* _RECORDS SHOWN_
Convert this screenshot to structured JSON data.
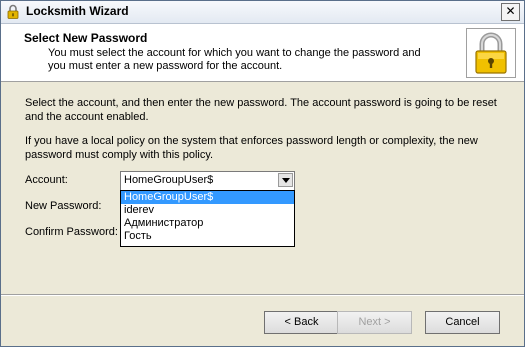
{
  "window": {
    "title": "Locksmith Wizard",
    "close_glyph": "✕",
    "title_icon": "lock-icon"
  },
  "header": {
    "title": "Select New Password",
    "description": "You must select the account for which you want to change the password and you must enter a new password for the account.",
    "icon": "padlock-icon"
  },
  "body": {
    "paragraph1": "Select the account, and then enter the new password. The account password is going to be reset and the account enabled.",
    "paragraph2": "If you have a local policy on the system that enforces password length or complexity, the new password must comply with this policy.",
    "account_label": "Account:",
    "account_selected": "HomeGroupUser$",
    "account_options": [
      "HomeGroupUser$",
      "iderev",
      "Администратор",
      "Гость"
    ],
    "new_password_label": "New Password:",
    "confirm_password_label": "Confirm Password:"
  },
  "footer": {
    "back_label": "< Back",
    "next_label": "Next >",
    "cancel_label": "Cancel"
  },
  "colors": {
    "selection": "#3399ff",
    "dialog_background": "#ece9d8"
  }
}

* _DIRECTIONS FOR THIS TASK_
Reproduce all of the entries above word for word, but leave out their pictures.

* _SOLVED EXERCISE_
Convert this screenshot to structured JSON data.
{
  "window": {
    "title": "Locksmith Wizard",
    "close_glyph": "✕",
    "title_icon": "lock-icon"
  },
  "header": {
    "title": "Select New Password",
    "description": "You must select the account for which you want to change the password and you must enter a new password for the account.",
    "icon": "padlock-icon"
  },
  "body": {
    "paragraph1": "Select the account, and then enter the new password. The account password is going to be reset and the account enabled.",
    "paragraph2": "If you have a local policy on the system that enforces password length or complexity, the new password must comply with this policy.",
    "account_label": "Account:",
    "account_selected": "HomeGroupUser$",
    "account_options": [
      "HomeGroupUser$",
      "iderev",
      "Администратор",
      "Гость"
    ],
    "new_password_label": "New Password:",
    "confirm_password_label": "Confirm Password:"
  },
  "footer": {
    "back_label": "< Back",
    "next_label": "Next >",
    "cancel_label": "Cancel"
  },
  "colors": {
    "selection": "#3399ff",
    "dialog_background": "#ece9d8"
  }
}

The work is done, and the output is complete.